There’s a social media narrative going on right now that says Ole Miss has lied regarding the number of alleged NCAA violations involving the current football staff.
Some have said that Ole Miss said that Hugh Freeze and his staff were not named in the violations.
Well, that’s wrong. That’s not what the school has said.
Clearly the school went immediately into spin mode and remains there now as it works on its response to the NCAA. The school has 90 days to respond which should put it around late April on the calendar.
I’m told Ole Miss will take almost all 90 days, if not all, to submit its response.
In the meantime the school is about self-preservation, getting ready its best possible response. All schools react similarly in this type of review.
The departure of Branden Wenzel, an on-campus recruiting assistant, was not related to the NCAA, the school said.
Interpret that however you wish. The timing does come within the same window as the school is preparing its next move.
Regarding football allegations by the NCAA, the school has issued two statements through athletics director Ross Bjork.
The key words that follow are “many” and “most.” The statements avoid the specifics you are trying to avoid when you are working to control the message.
Since the statements were released The Associated Press last week reported some key numbers that had not yet reached the public domain. The AP said there were 28 allegations total across the three sports, that 13 allegations dealt with football and that nine dealt with the current staff.
The AP also said the violations were a mix of levels I, II and III.
The school has not publicly confirmed The AP’s numbers.
You can debate whether or not the school was misleading, but it never said that no violations were attached to the current coaching staff.
The first statement was released in a group text with selected media on Friday, Jan. 29, the day the Yahoo story was published.
It read: “As has been the case for the past three years we are bound by confidentiality and cannot comment publicly on the matter. However, I can say that I’m confident in how our coaches and staff operate our program, and we take compliance, NCAA and SEC rules very seriously. We are working hard to seek a resolution to this matter.”
The second statement was released via email the next day, a Saturday afternoon.
It read: “Outside counsel for the University of Mississippi received a Notice of Allegations from the NCAA – another step in a more than three-year process. Included in the notice are alleged violations of NCAA bylaws in women’s basketball in 2012; track and field in 2012-13; and in football, with many of the allegations dating back to the former football staff in 2010 and the withholding and reinstatement process around Laremy Tunsil in fall of 2015.
“To be clear, the NCAA has only brought allegations, and as part of the NCAA process, the University and others have 90 days to issue a response. We’ve been transparent throughout this process, and it is important to note that most of the football allegations are based upon facts that have been publicly disclosed previously in “self-reports” and reinstatement requests or have been reported publicly in connection with another NCAA case.
“Out of fairness to the individuals involved and the integrity of the NCAA process, we will not provide further details or comment until everyone has had an opportunity to review the allegations and respond. Once they do so, we will release the official notice and the university’s response. In all three sports, I am confident in the leadership of our current head coaches and the manner in which they operate their programs.”

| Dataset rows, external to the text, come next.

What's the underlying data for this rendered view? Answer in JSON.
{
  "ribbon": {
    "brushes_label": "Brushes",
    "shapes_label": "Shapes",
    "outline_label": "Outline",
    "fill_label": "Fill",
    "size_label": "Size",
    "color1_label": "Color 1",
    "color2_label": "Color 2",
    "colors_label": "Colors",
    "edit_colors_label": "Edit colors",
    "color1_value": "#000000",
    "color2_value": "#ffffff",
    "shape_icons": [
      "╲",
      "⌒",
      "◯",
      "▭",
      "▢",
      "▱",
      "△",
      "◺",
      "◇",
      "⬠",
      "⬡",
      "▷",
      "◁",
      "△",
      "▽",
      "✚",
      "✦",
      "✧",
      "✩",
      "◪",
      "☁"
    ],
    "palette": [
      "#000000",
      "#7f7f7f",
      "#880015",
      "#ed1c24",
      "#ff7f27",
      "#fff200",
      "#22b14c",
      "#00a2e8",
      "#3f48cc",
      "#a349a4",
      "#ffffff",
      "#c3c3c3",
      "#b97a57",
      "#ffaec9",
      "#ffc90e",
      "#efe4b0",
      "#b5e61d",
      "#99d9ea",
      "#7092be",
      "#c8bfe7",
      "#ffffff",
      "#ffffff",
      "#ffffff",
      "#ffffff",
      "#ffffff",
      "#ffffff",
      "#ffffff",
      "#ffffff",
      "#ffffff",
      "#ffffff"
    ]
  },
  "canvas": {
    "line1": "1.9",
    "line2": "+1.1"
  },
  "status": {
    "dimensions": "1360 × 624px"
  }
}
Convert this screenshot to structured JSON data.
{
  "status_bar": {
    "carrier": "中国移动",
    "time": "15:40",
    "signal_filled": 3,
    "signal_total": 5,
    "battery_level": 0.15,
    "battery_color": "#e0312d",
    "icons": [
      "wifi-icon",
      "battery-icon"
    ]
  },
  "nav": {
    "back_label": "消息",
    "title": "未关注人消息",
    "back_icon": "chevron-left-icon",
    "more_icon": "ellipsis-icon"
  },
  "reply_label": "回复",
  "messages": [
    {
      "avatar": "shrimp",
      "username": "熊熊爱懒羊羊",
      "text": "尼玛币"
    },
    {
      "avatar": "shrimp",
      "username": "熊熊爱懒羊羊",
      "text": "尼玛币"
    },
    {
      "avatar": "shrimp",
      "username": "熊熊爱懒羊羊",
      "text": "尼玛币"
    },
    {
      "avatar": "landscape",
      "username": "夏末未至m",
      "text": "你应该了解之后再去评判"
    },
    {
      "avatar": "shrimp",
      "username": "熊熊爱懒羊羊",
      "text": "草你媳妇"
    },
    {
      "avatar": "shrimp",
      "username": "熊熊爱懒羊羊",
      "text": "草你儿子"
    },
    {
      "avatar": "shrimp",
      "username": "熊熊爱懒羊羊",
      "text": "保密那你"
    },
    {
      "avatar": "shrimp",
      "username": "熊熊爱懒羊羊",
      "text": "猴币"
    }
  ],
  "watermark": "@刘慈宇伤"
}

Let’s assume the AP numbers are correct, and you’re dealing with nine violations that involve the Hugh Freeze staff.
The statement says “many” of the allegations date back to the 2010 staff “AND” are related to the Laremy Tunsil suspension and reinstatement.
Ole Miss listed Tunsil’s violations in October. There are five violations there. If you take the entire sentence at face value then five Tunsil violations and four by the previous staff gets you to nine violations. That’s “many” when you’re talking about 13 total football violations.
The statement never says Freeze and his staff are completely innocent of wrong-doing. It says the opposite. It notes the Tunsil matter.
The statement also seeks to minimize the football allegations when it says that “most” have already been self-reported OR deal with reinstatement requests (Tunsil) OR have been reported publicly in connection with another NCAA case (Louisiana-Lafayette).
If you consider the violations that fall under that definition you can almost get to nine that are said to involve the Freeze staff rather quickly. Five alone involve Tunsil. There was the matter involving sophomore defensive back C.J. Hampton at the beginning of the season. There were two more self-reports tacked on to the end of the AP story. That brings the total to eight.
Maybe there’s one more violation out there, a smoking gun that unravels the progress Ole Miss football has made in the last two years.
If it’s there, it’s not apparent right now, and three years of NCAA digging in Oxford have managed to remain quiet among the town’s good citizens. There’s no chatter of such.
How this all plays out remains to be seen, but the facts as we know them, or think we know them, do not leave the current coaching staff unscathed nor has it been stated as such in two public statements by the school’s athletics voice and policy maker.